The concept of Dinner 18:55 is certainly commendable. Instead of starting out with a script, creative director Maggie De Ruyck brought together a group of 18 actors from the theatre’s youth and pensioner programs and spent six months facilitating the development of relationships between them. As the group bonded, swapping stories and taking part in theatrical exercises, a series of sketches, dances and monologues emerged. These are interspaced with some spectacular Stomp-esque musical numbers.
Unfortunately, Dinner 18:55’s lofty ambitions remained unmatched by the performance itself. What could have been a bittersweet rumination on the nature of one man’s relationship with his belated mother, told through the medium of a soup recipe, goes on a little too long to be moving in the way intended. Similarly, a monologue by a younger cast member on the politics and the idea of success falls short of the mark by failing to do much more than recycle some tired cliches.
The innovative, community driven and Leeds centric approach to theatre shown by the cast and staff of Dinner 18:55 deserves praise, and will hopefully continue. The relatively low price tag, £6.50, coupled with a shorter than average runtime (1 hour) no doubt go some way towards making theatre more approachable. It’s just a shame that this particular shows combination of mime, music and monologue felt more like a mixed up collection of unrelated elements than the powerful commentary on society that a more cohesive piece could have been.
Amongst the cast, there were clearly some very talented performers, which shone through when dancing or delivering speeches. For the most part, though, the characters seemed too underdeveloped to make an impact that lasted any longer than the time that they spent on stage. Of course, it’s difficult to get much development into an hour, but perhaps the short running time is yet another way in which the performance failed to achieve its laudable objectives.

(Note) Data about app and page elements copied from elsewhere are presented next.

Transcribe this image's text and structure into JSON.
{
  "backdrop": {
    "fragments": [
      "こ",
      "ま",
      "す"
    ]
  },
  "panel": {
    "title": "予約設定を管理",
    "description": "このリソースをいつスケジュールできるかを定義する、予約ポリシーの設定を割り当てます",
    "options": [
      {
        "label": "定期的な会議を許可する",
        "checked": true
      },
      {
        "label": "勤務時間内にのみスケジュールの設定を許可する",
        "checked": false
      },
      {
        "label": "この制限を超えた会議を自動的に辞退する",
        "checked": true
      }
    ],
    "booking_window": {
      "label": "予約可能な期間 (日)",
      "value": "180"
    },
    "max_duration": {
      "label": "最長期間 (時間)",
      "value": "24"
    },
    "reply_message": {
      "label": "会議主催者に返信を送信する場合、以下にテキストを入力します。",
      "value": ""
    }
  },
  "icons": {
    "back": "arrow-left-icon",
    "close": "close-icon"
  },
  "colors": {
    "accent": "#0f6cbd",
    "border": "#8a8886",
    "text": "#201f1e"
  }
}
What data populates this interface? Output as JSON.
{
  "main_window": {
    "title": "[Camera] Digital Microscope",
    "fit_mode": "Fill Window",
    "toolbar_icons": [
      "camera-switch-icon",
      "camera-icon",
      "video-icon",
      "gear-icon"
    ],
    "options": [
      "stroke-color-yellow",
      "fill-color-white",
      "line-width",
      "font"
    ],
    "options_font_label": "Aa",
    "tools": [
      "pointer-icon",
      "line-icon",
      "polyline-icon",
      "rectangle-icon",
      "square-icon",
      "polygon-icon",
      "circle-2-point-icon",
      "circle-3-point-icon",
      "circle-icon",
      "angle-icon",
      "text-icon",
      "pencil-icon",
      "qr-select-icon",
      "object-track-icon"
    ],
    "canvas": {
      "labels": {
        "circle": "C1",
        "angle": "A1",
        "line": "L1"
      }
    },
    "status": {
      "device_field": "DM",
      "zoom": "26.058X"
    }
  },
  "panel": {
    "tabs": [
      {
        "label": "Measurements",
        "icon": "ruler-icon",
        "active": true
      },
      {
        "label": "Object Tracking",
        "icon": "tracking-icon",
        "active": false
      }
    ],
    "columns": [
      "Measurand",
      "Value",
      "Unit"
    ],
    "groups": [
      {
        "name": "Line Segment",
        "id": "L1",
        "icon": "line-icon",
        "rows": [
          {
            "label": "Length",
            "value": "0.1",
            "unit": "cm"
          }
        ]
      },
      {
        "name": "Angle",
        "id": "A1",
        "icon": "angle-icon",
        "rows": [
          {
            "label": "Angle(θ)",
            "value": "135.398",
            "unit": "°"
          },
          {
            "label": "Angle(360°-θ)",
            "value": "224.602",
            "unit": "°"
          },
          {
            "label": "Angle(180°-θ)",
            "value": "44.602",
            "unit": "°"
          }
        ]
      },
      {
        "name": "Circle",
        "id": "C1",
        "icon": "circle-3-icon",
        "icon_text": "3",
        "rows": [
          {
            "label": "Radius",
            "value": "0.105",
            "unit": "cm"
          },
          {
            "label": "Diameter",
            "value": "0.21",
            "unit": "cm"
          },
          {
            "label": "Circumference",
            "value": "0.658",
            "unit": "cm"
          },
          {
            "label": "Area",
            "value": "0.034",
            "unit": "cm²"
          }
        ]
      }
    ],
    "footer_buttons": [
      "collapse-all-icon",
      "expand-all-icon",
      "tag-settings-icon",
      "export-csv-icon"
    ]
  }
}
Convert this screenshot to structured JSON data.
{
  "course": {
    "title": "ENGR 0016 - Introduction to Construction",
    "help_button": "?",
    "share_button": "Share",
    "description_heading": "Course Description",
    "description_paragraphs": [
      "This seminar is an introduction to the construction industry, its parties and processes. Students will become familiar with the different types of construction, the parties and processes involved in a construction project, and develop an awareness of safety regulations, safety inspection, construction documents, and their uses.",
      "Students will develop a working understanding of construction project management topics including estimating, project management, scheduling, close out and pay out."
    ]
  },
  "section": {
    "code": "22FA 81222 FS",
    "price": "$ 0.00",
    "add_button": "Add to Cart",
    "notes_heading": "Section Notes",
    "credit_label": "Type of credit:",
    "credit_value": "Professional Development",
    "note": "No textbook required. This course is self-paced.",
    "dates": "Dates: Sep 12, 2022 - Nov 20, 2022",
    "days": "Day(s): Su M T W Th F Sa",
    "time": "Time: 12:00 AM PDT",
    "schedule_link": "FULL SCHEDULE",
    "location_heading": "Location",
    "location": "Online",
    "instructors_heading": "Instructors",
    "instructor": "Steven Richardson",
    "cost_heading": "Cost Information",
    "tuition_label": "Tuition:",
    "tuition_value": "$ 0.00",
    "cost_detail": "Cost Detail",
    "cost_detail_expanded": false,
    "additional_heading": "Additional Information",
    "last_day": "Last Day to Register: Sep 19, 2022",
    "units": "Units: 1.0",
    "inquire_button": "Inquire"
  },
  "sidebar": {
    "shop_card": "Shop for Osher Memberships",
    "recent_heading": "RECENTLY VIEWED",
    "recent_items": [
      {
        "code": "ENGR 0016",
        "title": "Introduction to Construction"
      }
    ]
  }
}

It seems oddly fitting that a play built around age is so dominated by missed opportunities. Age is a great unifier insofar as everyone can connect with the age of others – they’ve either experienced it, or hope to. This universal appeal is what makes it such a shame that Dinner 18:55 fails to connect.
Image credit: theatrefullstop.co.uk